What Causes Your Skin to Be Oily?
Having oily skin can be a complexion conundrum. When your t-zone looks like an oil spill before lunchtime or your makeup has melted off by mid-day, having this skin type can feel like a serious struggle. What’s worse, it might seem as though there’s nothing you can do about it.
You’ve probably wondered what causes oily skin plenty of times—and the answer is a lot.
But the good news is there are ways to cut the shine. We all have sebaceous (oil) glands on our skin that vary in the amount of oil (sebum) production they produce. Oily skin is typically characterized by oily/shiny skin that typically presents all over the face. There is a subtype of oily skin, combination skin, which presents as oily skin on the t-zone (forehead, nose, eyebrows) but dry to balanced elsewhere.

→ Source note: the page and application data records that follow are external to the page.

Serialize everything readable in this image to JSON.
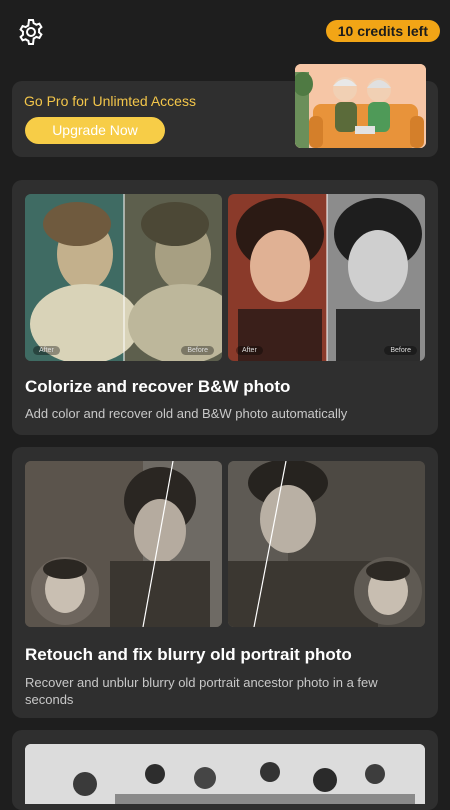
{
  "header": {
    "settings_icon": "gear-icon",
    "credits_label": "10 credits left",
    "credits_color": "#f2a516"
  },
  "promo": {
    "title": "Go Pro for Unlimted Access",
    "button_label": "Upgrade Now",
    "accent": "#f7cd47"
  },
  "features": [
    {
      "title": "Colorize and recover B&W photo",
      "description": "Add color and recover old and B&W photo automatically",
      "after_label": "After",
      "before_label": "Before"
    },
    {
      "title": "Retouch and fix blurry old portrait photo",
      "description": "Recover and unblur blurry old portrait ancestor photo in a few seconds"
    }
  ]
}
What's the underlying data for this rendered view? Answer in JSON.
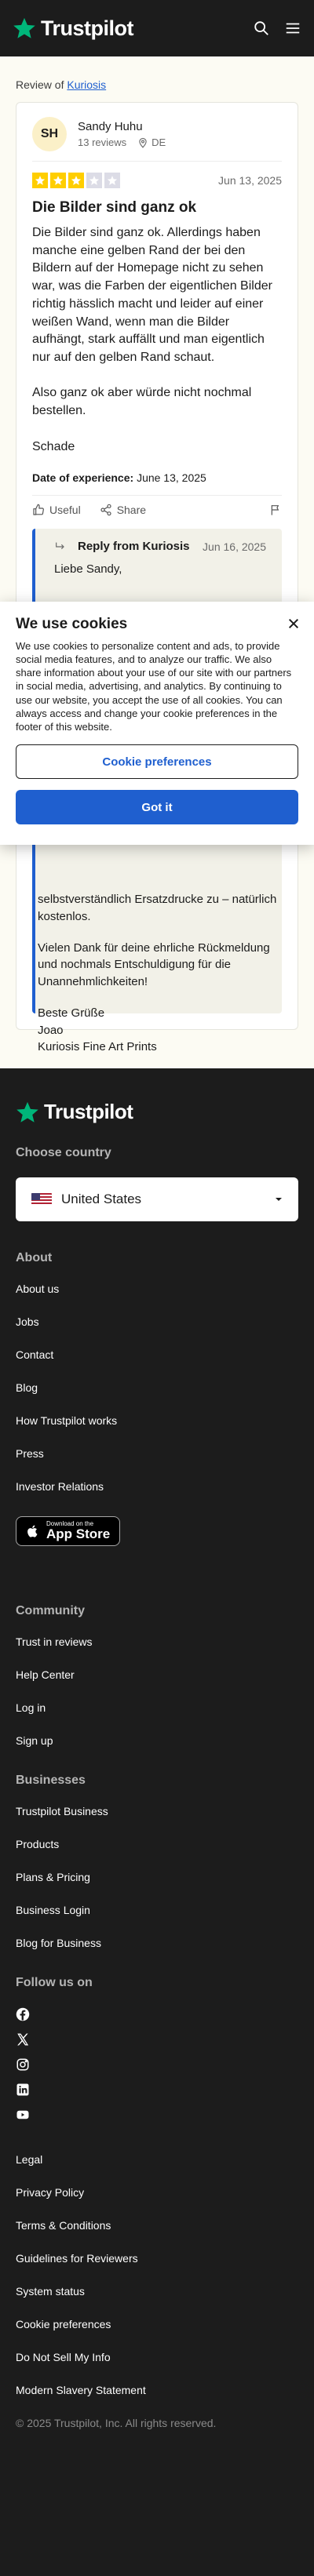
{
  "header": {
    "brand": "Trustpilot",
    "icons": [
      "search-icon",
      "menu-icon"
    ]
  },
  "colors": {
    "brand_green": "#00b67a",
    "star_yellow": "#ffce00",
    "link_blue": "#1f5fcf",
    "dark_bg": "#1c1c1c"
  },
  "review_of": {
    "prefix": "Review of ",
    "company": "Kuriosis"
  },
  "review": {
    "avatar_initials": "SH",
    "reviewer_name": "Sandy Huhu",
    "reviewer_reviews": "13 reviews",
    "reviewer_country": "DE",
    "rating": 3,
    "date": "Jun 13, 2025",
    "title": "Die Bilder sind ganz ok",
    "body": "Die Bilder sind ganz ok. Allerdings haben manche eine gelben Rand der bei den Bildern auf der Homepage nicht zu sehen war, was die Farben der eigentlichen Bilder richtig hässlich macht und leider auf einer weißen Wand, wenn man die Bilder aufhängt, stark auffällt und man eigentlich nur auf den gelben Rand schaut.\n\nAlso ganz ok aber würde nicht nochmal bestellen.\n\nSchade",
    "experience_label": "Date of experience:",
    "experience_date": "June 13, 2025",
    "useful_label": "Useful",
    "share_label": "Share"
  },
  "reply": {
    "from": "Reply from Kuriosis",
    "date": "Jun 16, 2025",
    "greeting": "Liebe Sandy,",
    "visible_fragment": "selbstverständlich Ersatzdrucke zu – natürlich kostenlos.",
    "thanks": "Vielen Dank für deine ehrliche Rückmeldung und nochmals Entschuldigung für die Unannehmlichkeiten!",
    "signoff": "Beste Grüße\nJoao\nKuriosis Fine Art Prints"
  },
  "cookie_banner": {
    "title": "We use cookies",
    "text": "We use cookies to personalize content and ads, to provide social media features, and to analyze our traffic. We also share information about your use of our site with our partners in social media, advertising, and analytics. By continuing to use our website, you accept the use of all cookies. You can always access and change your cookie preferences in the footer of this website.",
    "preferences_button": "Cookie preferences",
    "accept_button": "Got it"
  },
  "footer": {
    "brand": "Trustpilot",
    "choose_country_title": "Choose country",
    "country_selected": "United States",
    "about_title": "About",
    "about_links": [
      "About us",
      "Jobs",
      "Contact",
      "Blog",
      "How Trustpilot works",
      "Press",
      "Investor Relations"
    ],
    "app_store_small": "Download on the",
    "app_store_big": "App Store",
    "community_title": "Community",
    "community_links": [
      "Trust in reviews",
      "Help Center",
      "Log in",
      "Sign up"
    ],
    "businesses_title": "Businesses",
    "businesses_links": [
      "Trustpilot Business",
      "Products",
      "Plans & Pricing",
      "Business Login",
      "Blog for Business"
    ],
    "follow_title": "Follow us on",
    "social_icons": [
      "facebook-icon",
      "x-icon",
      "instagram-icon",
      "linkedin-icon",
      "youtube-icon"
    ],
    "legal_links": [
      "Legal",
      "Privacy Policy",
      "Terms & Conditions",
      "Guidelines for Reviewers",
      "System status",
      "Cookie preferences",
      "Do Not Sell My Info",
      "Modern Slavery Statement"
    ],
    "copyright": "© 2025 Trustpilot, Inc. All rights reserved."
  }
}
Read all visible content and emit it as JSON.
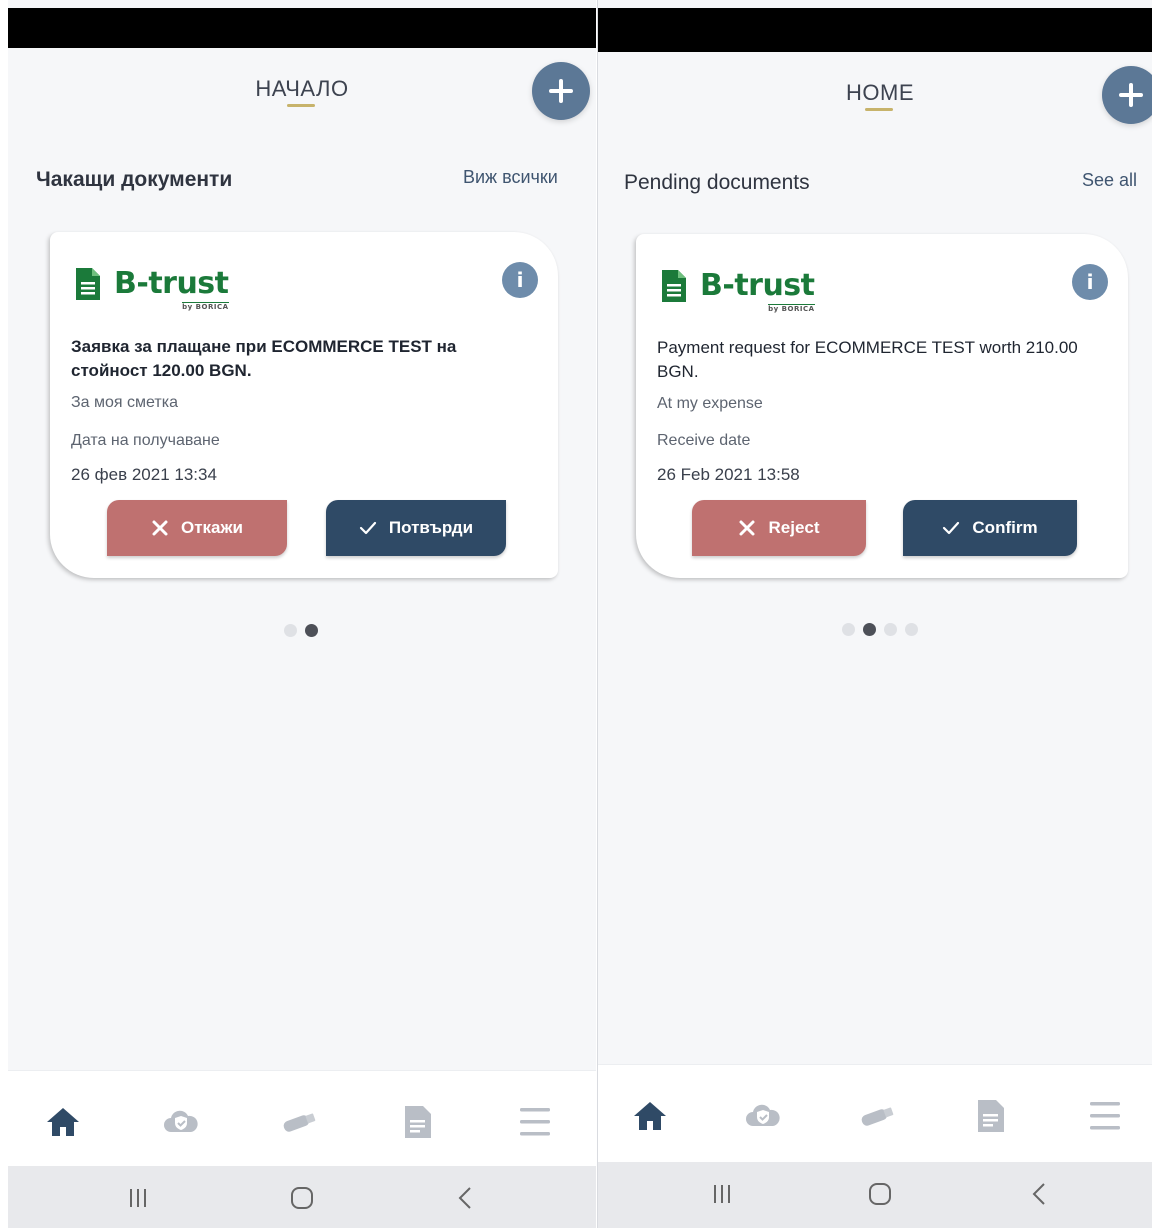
{
  "panels": {
    "bg": {
      "header_title": "НАЧАЛО",
      "section_title": "Чакащи документи",
      "see_all": "Виж всички",
      "card": {
        "logo_text": "B-trust",
        "logo_sub": "by BORICA",
        "info_icon": "i",
        "description": "Заявка за плащане при ECOMMERCE TEST на стойност 120.00 BGN.",
        "expense": "За моя сметка",
        "receive_label": "Дата на получаване",
        "datetime": "26 фев 2021 13:34",
        "reject_label": "Откажи",
        "confirm_label": "Потвърди"
      },
      "page_dots": {
        "count": 2,
        "active_index": 1
      }
    },
    "en": {
      "header_title": "HOME",
      "section_title": "Pending documents",
      "see_all": "See all",
      "card": {
        "logo_text": "B-trust",
        "logo_sub": "by BORICA",
        "info_icon": "i",
        "description": "Payment request for ECOMMERCE TEST worth 210.00 BGN.",
        "expense": "At my expense",
        "receive_label": "Receive date",
        "datetime": "26 Feb 2021 13:58",
        "reject_label": "Reject",
        "confirm_label": "Confirm"
      },
      "page_dots": {
        "count": 4,
        "active_index": 1
      }
    }
  },
  "bottom_nav_icons": [
    "home-icon",
    "cloud-shield-icon",
    "usb-token-icon",
    "document-icon",
    "menu-icon"
  ],
  "system_nav_icons": [
    "recent-apps-icon",
    "home-circle-icon",
    "back-icon"
  ],
  "colors": {
    "accent_blue": "#5c7896",
    "confirm": "#2f4a66",
    "reject": "#bf7170",
    "brand_green": "#1b7a3a",
    "underline_gold": "#c7b36b"
  }
}
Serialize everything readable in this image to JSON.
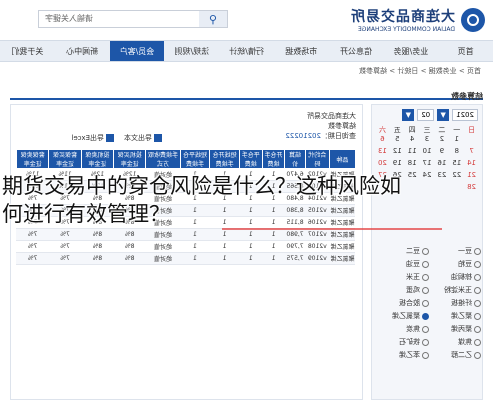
{
  "overlay": {
    "line1": "期货交易中的穿仓风险是什么？这种风险如",
    "line2": "何进行有效管理？"
  },
  "header": {
    "logo_cn": "大连商品交易所",
    "logo_en": "DALIAN COMMODITY EXCHANGE",
    "search_value": "请输入关键字"
  },
  "nav": {
    "items": [
      "首页",
      "业务/服务",
      "信息公开",
      "市场数据",
      "行情/统计",
      "法规/规则",
      "会员/客户",
      "新闻中心",
      "关于我们"
    ]
  },
  "crumb": "首页 > 业务数据 > 日统计 > 结算参数",
  "panel_title": "结算参数",
  "calendar": {
    "year": "2021",
    "month": "02",
    "weekdays": [
      "日",
      "一",
      "二",
      "三",
      "四",
      "五",
      "六"
    ],
    "days": [
      "",
      "1",
      "2",
      "3",
      "4",
      "5",
      "6",
      "7",
      "8",
      "9",
      "10",
      "11",
      "12",
      "13",
      "14",
      "15",
      "16",
      "17",
      "18",
      "19",
      "20",
      "21",
      "22",
      "23",
      "24",
      "25",
      "26",
      "27",
      "28"
    ]
  },
  "varieties": [
    "豆一",
    "豆二",
    "豆粕",
    "豆油",
    "棕榈油",
    "玉米",
    "玉米淀粉",
    "鸡蛋",
    "纤维板",
    "胶合板",
    "聚乙烯",
    "聚氯乙烯",
    "聚丙烯",
    "焦炭",
    "焦煤",
    "铁矿石",
    "乙二醇",
    "苯乙烯"
  ],
  "doc": {
    "org": "大连商品交易所",
    "report": "结算参数",
    "date_label": "查询日期：",
    "date": "20210222",
    "actions": [
      "导出文本",
      "导出Excel"
    ]
  },
  "table": {
    "headers": [
      "品种",
      "合约代码",
      "结算价",
      "开仓手续费",
      "平仓手续费",
      "短线开仓手续费",
      "短线平仓手续费",
      "手续费收取方式",
      "投机买保证金率",
      "投机卖保证金率",
      "套保买保证金率",
      "套保卖保证金率"
    ],
    "rows": [
      [
        "聚氯乙烯",
        "v2102",
        "6,470",
        "1",
        "1",
        "1",
        "1",
        "绝对值",
        "12%",
        "12%",
        "11%",
        "11%"
      ],
      [
        "聚氯乙烯",
        "v2103",
        "8,565",
        "1",
        "1",
        "1",
        "1",
        "绝对值",
        "12%",
        "12%",
        "11%",
        "11%"
      ],
      [
        "聚氯乙烯",
        "v2104",
        "8,480",
        "1",
        "1",
        "1",
        "1",
        "绝对值",
        "8%",
        "8%",
        "7%",
        "7%"
      ],
      [
        "聚氯乙烯",
        "v2105",
        "8,380",
        "1",
        "1",
        "1",
        "1",
        "绝对值",
        "8%",
        "8%",
        "7%",
        "7%"
      ],
      [
        "聚氯乙烯",
        "v2106",
        "8,115",
        "1",
        "1",
        "1",
        "1",
        "绝对值",
        "8%",
        "8%",
        "7%",
        "7%"
      ],
      [
        "聚氯乙烯",
        "v2107",
        "7,980",
        "1",
        "1",
        "1",
        "1",
        "绝对值",
        "8%",
        "8%",
        "7%",
        "7%"
      ],
      [
        "聚氯乙烯",
        "v2108",
        "7,790",
        "1",
        "1",
        "1",
        "1",
        "绝对值",
        "8%",
        "8%",
        "7%",
        "7%"
      ],
      [
        "聚氯乙烯",
        "v2109",
        "7,575",
        "1",
        "1",
        "1",
        "1",
        "绝对值",
        "8%",
        "8%",
        "7%",
        "7%"
      ]
    ]
  },
  "colors": {
    "accent": "#1d56a8",
    "nav_bg": "#e9eef5",
    "highlight": "#e23b3b"
  }
}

Sound familiar? Then you might have oily skin. Though you might wish you could change your skin type, unfortunately, it isn’t that simple. You can’t change your skin type but your skin type can change, so to speak. Your skin can change over time, certain climates may change your skin, and medications can change your skin. For example, after treatment with isotretinoin (formerly Accutane), someone with oily skin may move toward the drier end of the skin type spectrum. And with age, it is common for skin to become drier.
It’s also important to note common myths and what doesn’t cause oily skin. That includes having large pores, which is often seen in people with oily skin but doesn’t affect oil production. Another myth is that exercise causes oily skin: The benefits of a good workout far outweigh any of the negatives on the skin. During your workout, you have increased blood flow to the skin and sweat production, but it does not cause your skin to be more oily. Exercise will likely lower stress which is a common cause of increased oil production.
To help temper that shine, learn what does cause oily skin—and what you can do about it.
Your gene pool is a major factor in your skin type. There are studies that actually show identical twins had the same or very similar amounts of oil production while non-identical twins did not.
It might seem counterintuitive, but forgoing moisturizer can actually put oil production into overdrive. The oil glands have the ability to sense that skin is drier and begin to overcompensate and produce more oils. Make sure to use a well-balanced light moisturizer and avoid products that break down the skin barrier, causing dryness and irritation. Moisturizing is key for all skin types because it helps maintain hydration within the skin.
It’s not your imagination—there actually is a correlation between your age and how oily your complexion is. During puberty, you have a large increase in oil production due to the increase in androgen hormones (DHT). You can also see an increase in oil production during ovulation of the menstrual cycle due to an influx of hormones as well. However, as you get older you become less oily. As you age in general you also have less sebum production, which is why many people complain of dry skin. Oily complexions really start to calm down after menopause, thanks to a decrease in hormones.
Using the Wrong Skincare Ingredients
This common culprit can cause oily skin. Avoid harsh astringents or alcohol-based solutions that can actually cause your sebaceous glands to over-compensate and produce even more sebum. Anything that dries the skin can cause this effect. Oily skin types are better off avoiding oil-based products, so look for “oil-free” on the label. Try using products with ingredients like retinol and niacinamide, as well as oil-free moisturizers and mattifying sunscreens.
Your Environment and Climate
In higher temperatures and with increased humidity levels, the sebaceous glands tend to increase oil production. The time of year can also effect oil production, which is why skin feels oilier in the spring and summer.
Sometimes a particular food can take a toll on your complexion. A high intake of alcohol, meats, as well as dairy has been shown to be associated with higher oil production.
It’s no secret that stress can take a major toll on your complexion, and that includes causing oily skin. High stress levels increase cortisol levels, which can then trigger increased oil production from sebaceous glands.
Unsurprisingly, hormones play a major role in oily skin. The oil glands are partially controlled by hormones, particularly androgen hormones. Hormonal fluctuations from day to day and week to week can cause increased oil production over time.
What to Use for Oily Skin
Apart from what is listed above, your skin care is the main focal point that you need to change to help manage your oil production. Having ingredients that can fight oily skin, which can lead to acne and clogged pores, is extremely important. Check out Wild Naturals and our line featuring manuka honey skin care, hair care, and more!